GIS mapping of accidents & their consequences provides a powerful and simple tool to:
- Illustrate the potential effects across a large site from an accident to people, buildings and services
- Present complex technical information to a multi-discipline or non-specialist audience
- Provide mapping data which can be quickly & easily overlaid with other information (e.g. infrastructure, evacuation routes etc.)
- Aid consequence assessments that are performed manually. Furthermore, consequence assessment programs can even be programmed within the GIS to automatically calculate potential consequences and risks, helping speed up calculations where a large number of assets and populated buildings are being considered in assessments
- Better inform the client’s planning arrangements against the potential accidents
- Provide a simple, powerful tool to help check if underlying calculations or hazard management arrangements are appropriate
- Identify where more refined consequence assessments can improve hazard management arrangements.
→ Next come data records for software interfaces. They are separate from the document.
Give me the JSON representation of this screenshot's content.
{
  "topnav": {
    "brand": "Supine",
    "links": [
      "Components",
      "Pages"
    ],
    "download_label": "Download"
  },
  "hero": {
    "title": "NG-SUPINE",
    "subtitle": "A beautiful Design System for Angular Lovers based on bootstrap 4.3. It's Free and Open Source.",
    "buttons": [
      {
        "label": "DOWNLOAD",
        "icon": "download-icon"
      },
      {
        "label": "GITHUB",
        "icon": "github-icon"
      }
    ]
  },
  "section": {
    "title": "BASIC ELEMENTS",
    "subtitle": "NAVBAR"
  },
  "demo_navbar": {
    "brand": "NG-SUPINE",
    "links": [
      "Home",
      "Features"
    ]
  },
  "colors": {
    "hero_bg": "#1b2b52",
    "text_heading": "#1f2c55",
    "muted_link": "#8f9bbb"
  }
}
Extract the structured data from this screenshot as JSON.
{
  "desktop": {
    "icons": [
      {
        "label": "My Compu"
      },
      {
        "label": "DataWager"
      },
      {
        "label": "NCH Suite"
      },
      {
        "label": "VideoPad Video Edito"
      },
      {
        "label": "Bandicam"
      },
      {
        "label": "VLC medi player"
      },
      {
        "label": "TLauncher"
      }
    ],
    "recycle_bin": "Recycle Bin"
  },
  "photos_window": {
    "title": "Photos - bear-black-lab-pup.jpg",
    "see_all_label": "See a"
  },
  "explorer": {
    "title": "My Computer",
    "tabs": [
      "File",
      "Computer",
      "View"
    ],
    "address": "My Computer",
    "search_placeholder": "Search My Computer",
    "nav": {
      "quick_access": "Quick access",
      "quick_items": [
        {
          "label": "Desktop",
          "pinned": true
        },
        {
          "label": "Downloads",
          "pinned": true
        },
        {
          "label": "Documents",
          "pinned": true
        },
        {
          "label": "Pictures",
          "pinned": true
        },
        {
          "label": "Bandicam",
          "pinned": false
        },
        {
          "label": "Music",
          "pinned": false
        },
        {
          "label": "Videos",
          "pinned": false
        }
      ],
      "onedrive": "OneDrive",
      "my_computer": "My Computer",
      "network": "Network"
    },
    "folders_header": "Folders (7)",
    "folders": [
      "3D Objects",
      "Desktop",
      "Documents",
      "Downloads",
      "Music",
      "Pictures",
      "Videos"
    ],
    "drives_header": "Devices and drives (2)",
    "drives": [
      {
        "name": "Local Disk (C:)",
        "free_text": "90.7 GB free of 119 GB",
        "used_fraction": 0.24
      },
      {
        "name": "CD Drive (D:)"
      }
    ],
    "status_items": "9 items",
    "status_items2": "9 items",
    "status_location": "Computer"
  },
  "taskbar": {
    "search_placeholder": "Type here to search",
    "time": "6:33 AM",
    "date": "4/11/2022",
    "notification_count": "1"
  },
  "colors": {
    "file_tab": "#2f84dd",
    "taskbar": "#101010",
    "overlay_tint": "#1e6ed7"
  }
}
Opinion: "A picture paints a thousands words"
GIS is a new technology to many people in the nuclear industry. Even so, Pöyry have learned that GIS overlays are very powerful in bringing together and illustrating "the bigger picture" to a multi-discipline or non-technical audience in a way that has simply not been feasible before. GIS greatly enhanced their ability to ask intelligent questions about the scenarios being presented to them. That will enable significantly more refined safety & planning arrangements.
Furthermore, the GIS maps can be quickly & easily overlaid with other information (e.g. infrastructure, proposed evacuation routes, proposed prevention/mitigation locations etc.) according to the needs of future planning projects.
The visual images can also help check if underlying assumptions look sensible & appropriate or seem to have unwarranted pessimisms. This prompted a review of the underlying assumptions, which have previously allowed us and the clients to implement more realistic assumptions, leading to reduced consequences, and for planning arrangements to be based on more credible scenarios. That allows for a “right first time” plan to be written in advance of the event which can be further refined as the accident scenario unfolds.
It's hard to predict precisely what could happen in an accident, due to variables which will always exist outside the control of the calculations. However, even a best estimate can be a huge help to decision makers who can use that information to develop plans for the prevention or mitigation of that accident. By putting consequence assessment data into GIS format, we can develop illustrated risk maps to highlight the potential impact of accidents, therefore helping planning arrangements.
GIS will therefore become an indispensable tool in the process of hazard assessment and hazard management across large sites.